Iliana quickly begins dealing with the guilt of her absence while her family has been falling apart, but finds herself conflicted on whether to escape back to school or face the possibility of being pulled further into her family's state of corrosion. Iliana deals with family problems which almost every reader can relate to, such as favoritism, sibling rivalry and acceptance, and also problems more distinctive to her own family such as abuse, poverty, and a difficult migration to the United States. She also faces an inner struggle of self-identity which is boldly examined. Constantly teased that she is ugly and resembles a drag queen, Iliana must decide whether to believe these harassers or to form her own sense of self.

Although Iliana is the central protagonist, the character who is arguably the most interesting is her sister Marina. Suffering from a mental breakdown brought about by a violent rape, Marina's actions and perspective are both unsettling and intriguing. In one horrifying scene, Marina believes her rapist appears in her room, and the reader realizes the emotional damage of the rape through her, "Her instinct was to run. Yet she could barely breathe, much less move. And she knew that if she screamed her parents would claim that she was crazy, that no one else was there. Eyes adjusting to the dark, she cursed them for not heeding her warnings. They had betrayed her. Having doubted evil, they had welcomed it into their home. Now there it stood: the embodiment of her worst fears. She had known it would arrive. But not so soon, not for her, not as the man who'd raped her. She recognized the shape of his body and its stench-an odor of rotting greens she had been incapable of forgetting" (16). Burning imagined spiders off the walls and constantly replaying the rape in her mind (although the experience is very physical to Marina), through Marina the reader discovers the residue of sexual assault, both mental and physical, to the darkest extent of suicide.

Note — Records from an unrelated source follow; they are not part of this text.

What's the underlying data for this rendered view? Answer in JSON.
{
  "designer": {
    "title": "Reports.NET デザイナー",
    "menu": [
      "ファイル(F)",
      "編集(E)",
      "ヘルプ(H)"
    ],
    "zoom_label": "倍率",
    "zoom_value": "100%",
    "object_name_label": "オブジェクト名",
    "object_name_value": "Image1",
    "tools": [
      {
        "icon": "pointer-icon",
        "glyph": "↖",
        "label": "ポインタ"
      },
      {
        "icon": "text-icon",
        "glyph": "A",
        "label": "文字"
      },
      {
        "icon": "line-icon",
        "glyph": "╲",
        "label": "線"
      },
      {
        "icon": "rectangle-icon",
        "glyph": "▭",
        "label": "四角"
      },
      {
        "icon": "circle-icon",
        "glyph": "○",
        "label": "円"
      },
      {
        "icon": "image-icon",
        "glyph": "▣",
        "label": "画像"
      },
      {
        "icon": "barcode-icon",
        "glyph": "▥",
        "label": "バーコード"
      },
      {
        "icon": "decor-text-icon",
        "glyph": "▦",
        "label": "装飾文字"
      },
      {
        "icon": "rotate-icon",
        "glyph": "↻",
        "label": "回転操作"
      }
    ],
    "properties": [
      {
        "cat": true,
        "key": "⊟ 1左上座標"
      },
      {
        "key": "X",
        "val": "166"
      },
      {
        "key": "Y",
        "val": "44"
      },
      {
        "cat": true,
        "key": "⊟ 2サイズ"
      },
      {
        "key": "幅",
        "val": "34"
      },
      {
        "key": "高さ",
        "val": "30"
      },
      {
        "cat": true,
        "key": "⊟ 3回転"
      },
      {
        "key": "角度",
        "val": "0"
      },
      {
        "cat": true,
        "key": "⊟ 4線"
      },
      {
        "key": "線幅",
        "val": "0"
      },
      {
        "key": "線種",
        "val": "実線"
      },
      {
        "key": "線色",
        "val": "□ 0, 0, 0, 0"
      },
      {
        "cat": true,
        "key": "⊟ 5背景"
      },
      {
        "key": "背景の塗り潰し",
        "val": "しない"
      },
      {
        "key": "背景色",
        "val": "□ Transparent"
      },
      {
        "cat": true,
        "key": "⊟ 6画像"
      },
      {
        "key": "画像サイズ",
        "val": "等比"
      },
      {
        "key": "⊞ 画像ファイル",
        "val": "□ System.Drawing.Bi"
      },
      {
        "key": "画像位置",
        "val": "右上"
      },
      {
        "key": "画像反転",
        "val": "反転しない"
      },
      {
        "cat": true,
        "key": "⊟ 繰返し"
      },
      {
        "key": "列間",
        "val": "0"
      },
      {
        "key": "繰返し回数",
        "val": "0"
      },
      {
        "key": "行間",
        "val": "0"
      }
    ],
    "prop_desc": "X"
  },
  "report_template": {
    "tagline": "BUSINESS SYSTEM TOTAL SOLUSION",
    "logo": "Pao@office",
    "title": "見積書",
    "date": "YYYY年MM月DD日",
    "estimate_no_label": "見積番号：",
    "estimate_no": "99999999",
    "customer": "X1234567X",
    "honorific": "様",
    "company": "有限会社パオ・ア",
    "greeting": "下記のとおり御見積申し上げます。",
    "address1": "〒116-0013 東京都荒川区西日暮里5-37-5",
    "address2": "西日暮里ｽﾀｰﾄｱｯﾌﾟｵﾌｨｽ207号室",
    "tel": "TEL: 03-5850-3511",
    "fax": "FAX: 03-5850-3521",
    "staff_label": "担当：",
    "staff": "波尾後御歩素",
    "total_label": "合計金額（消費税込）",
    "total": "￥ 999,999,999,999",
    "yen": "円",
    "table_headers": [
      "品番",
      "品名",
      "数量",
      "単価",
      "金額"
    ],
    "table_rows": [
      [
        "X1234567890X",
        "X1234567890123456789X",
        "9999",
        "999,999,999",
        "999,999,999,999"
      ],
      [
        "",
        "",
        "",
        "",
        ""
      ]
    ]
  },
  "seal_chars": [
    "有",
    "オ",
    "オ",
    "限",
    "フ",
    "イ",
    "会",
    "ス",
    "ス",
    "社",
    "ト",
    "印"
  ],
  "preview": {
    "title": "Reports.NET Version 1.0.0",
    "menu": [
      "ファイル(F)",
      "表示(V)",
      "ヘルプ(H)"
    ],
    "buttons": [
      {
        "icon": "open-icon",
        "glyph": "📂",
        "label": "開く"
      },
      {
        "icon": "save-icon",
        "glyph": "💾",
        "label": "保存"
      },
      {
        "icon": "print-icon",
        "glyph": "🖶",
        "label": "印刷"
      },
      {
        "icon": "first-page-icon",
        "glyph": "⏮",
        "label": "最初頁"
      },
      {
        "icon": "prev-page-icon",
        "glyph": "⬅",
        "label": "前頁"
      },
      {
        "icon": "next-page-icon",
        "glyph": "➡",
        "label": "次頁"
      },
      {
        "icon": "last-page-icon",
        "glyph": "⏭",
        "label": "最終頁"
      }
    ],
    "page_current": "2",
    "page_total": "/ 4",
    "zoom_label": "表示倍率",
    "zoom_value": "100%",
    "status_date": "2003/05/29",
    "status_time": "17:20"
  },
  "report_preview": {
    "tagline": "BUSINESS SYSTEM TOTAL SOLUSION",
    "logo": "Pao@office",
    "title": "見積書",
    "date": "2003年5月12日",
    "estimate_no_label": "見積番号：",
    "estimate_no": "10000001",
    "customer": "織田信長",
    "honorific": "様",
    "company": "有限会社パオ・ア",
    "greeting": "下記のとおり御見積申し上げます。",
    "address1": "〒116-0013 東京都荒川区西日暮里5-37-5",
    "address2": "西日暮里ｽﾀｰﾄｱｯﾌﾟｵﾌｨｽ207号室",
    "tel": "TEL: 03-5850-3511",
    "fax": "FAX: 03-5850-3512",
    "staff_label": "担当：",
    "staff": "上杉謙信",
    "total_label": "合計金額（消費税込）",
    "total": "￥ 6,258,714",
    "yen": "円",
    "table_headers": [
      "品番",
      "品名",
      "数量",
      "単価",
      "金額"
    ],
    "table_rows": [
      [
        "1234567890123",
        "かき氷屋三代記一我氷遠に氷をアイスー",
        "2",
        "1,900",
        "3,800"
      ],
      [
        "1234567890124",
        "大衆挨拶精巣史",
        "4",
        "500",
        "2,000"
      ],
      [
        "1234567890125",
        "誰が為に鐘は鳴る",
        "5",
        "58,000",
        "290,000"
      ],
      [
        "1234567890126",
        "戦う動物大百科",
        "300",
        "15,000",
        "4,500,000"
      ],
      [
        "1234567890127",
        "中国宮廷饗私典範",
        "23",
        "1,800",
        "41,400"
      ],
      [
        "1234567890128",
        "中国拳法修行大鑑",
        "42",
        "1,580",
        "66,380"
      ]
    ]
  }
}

Each of Perez's characters find themselves caught between two cultures and facing all the trials of immigrant life after settling in New York. An immigrant from the Dominican Republic herself, in one particularly beautiful chapter Perez takes the reader back in the Dominican Republic with Papito, the father of the household, before he was married and had children. In one section Papito sees Anabelle, the woman he is determined to marry, walking in a violent storm and follows her, "Heart pounding with alarm, he turned to follow with his eyes the apparition posing as Annabelle. Unaware of his presence, she stumbled toward the sea. Her tangled hair whipped her face. Her mud-smeared dress gaped with a rip from her shoulders to just above her waist. The strip of fabric fluttered behind her, lending her the appearance of one who had lost a wing and was attempting to make do with the remaining appendage too water-logged to propel her off the ground" (156). Recounting his first love, Papito's flashback gives us a vivid sense of the homeland that haunts his family as well as a deeper understanding of Papito's obsessive protectiveness over his daughters.

Perez creates characters who would not be classically likeable such as a father who beats his children, a schizophrenic, and a superstitious semi-psychic mother, and makes the reader, if not have a high regard for them, at least listen to their stories. It is these characters who may make the reader slightly disappointed in the ending of the novel, which does not completely follow through with their stories. Reaching the last page of the novel, the reader may wonder, where is the rest, and what happened to so-and-so, and feel somewhat dissatisfied. This abrupt ending makes the reader feel like the characters are still continuing, we are just left out of the story. This reflects an accurate sense of what a family is, which is a constantly changing and does not have clean-cut endings.

Perez has many untidy ends which often feels more like a collection of short stories than a novel. These unexplained questions and issues such as abuse, murder, racism, and self-hatred feel more honest without having a complete resolution or happy ending. It is these unresolved themes and characters that make Perez's novel haunt the reader long after they finish that last page.